Work instructions => Look through the records below, and copy out every line that holds the string "toggle".

The data =>
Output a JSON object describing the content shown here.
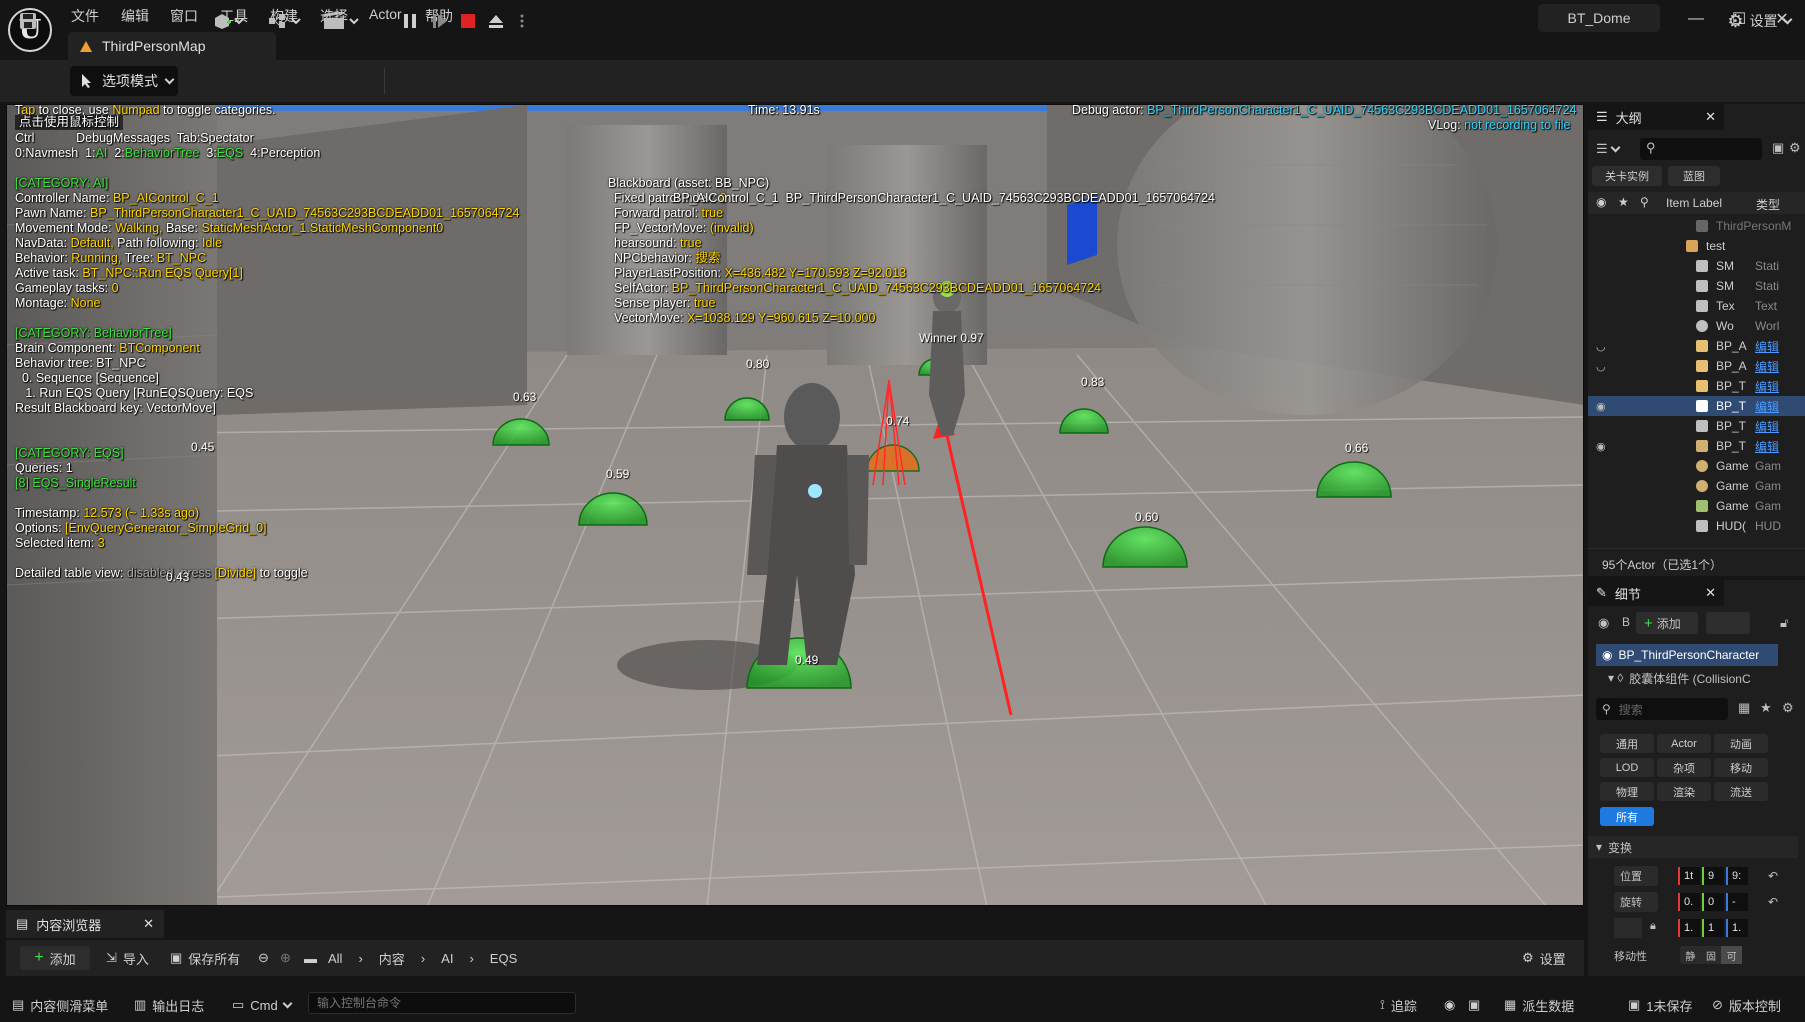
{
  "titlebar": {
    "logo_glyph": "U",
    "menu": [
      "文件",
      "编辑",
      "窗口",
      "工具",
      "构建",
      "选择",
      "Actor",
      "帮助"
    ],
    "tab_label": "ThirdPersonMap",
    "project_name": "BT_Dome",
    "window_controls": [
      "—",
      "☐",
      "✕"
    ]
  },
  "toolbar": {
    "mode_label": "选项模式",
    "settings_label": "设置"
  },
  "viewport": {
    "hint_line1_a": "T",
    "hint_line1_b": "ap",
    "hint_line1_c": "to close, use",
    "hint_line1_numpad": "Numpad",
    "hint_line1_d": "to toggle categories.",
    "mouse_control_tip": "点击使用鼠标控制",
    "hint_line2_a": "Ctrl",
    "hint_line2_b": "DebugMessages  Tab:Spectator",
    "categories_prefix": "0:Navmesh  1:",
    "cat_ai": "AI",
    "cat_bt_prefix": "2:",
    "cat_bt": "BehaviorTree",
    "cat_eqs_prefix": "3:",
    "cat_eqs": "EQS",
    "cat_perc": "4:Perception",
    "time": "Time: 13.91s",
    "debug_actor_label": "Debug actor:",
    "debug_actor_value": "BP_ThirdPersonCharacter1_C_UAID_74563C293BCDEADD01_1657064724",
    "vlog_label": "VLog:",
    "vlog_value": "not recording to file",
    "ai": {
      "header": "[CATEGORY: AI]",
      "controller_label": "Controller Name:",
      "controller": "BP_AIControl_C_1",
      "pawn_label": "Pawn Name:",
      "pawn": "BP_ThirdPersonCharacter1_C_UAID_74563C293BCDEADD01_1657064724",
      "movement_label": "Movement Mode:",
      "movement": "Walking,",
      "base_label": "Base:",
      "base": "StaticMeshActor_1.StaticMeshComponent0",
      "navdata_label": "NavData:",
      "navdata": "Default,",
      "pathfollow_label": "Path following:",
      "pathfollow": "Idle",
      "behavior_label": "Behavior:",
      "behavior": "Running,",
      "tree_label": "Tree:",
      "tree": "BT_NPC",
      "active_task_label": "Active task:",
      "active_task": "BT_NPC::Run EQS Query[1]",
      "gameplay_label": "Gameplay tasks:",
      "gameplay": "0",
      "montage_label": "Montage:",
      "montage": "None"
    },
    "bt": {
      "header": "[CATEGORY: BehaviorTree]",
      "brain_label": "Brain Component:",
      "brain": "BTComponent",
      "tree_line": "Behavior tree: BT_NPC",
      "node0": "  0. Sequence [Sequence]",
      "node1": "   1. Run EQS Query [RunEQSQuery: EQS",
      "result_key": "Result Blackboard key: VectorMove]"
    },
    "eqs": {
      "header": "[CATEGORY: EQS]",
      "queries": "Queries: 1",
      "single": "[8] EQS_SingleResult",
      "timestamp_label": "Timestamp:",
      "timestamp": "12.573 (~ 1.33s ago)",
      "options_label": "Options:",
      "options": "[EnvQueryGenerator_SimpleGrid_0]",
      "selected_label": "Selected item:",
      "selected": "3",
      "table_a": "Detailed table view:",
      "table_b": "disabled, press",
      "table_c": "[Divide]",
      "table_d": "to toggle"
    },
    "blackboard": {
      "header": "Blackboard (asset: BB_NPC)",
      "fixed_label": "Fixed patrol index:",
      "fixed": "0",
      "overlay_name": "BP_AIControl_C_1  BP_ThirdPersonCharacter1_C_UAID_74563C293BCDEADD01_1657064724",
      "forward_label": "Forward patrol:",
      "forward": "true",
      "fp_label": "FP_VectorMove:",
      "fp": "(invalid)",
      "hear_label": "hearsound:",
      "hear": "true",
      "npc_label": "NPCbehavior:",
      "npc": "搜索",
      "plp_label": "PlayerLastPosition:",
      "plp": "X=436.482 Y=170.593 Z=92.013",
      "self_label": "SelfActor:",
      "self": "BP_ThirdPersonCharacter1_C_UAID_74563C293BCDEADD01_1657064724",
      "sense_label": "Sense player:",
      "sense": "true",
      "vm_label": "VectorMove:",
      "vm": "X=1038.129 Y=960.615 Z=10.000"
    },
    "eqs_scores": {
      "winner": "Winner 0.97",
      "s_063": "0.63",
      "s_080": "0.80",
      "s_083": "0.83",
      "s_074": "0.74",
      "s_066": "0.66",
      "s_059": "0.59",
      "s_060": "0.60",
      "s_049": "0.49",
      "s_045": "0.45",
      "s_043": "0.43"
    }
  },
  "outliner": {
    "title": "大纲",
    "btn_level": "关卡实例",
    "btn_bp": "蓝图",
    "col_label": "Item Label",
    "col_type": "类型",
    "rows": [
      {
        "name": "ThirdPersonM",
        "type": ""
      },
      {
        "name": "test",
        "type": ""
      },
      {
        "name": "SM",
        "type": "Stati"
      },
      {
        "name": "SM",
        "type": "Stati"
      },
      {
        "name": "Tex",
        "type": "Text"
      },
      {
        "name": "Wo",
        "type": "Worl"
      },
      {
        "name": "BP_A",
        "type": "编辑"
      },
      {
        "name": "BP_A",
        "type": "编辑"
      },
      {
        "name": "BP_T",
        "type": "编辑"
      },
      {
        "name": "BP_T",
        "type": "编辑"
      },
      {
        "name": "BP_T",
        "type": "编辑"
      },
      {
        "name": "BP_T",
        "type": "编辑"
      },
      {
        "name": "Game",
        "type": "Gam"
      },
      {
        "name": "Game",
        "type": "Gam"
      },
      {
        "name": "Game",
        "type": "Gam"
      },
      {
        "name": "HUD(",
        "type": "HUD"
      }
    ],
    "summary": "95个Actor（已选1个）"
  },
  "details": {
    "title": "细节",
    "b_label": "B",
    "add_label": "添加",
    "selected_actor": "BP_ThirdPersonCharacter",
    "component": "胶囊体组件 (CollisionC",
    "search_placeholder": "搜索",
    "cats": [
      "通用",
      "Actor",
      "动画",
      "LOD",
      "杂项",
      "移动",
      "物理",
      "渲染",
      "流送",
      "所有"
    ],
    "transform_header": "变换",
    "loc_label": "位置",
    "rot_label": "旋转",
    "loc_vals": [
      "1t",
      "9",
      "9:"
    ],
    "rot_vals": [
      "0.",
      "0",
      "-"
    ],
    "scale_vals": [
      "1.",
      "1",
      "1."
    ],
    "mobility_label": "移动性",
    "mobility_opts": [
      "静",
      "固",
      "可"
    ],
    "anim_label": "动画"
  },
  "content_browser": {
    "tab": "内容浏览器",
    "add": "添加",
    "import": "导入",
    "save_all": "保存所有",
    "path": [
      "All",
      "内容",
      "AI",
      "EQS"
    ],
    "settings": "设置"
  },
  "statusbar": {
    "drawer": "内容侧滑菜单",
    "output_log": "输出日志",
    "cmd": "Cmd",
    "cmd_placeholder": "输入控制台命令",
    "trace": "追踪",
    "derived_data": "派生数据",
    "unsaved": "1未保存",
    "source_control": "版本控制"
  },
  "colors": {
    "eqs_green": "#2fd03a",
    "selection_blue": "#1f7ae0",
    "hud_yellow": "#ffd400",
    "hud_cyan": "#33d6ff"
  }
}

Response box =>
    "hint_line1_d": "to toggle categories.",
      "table_d": "to toggle"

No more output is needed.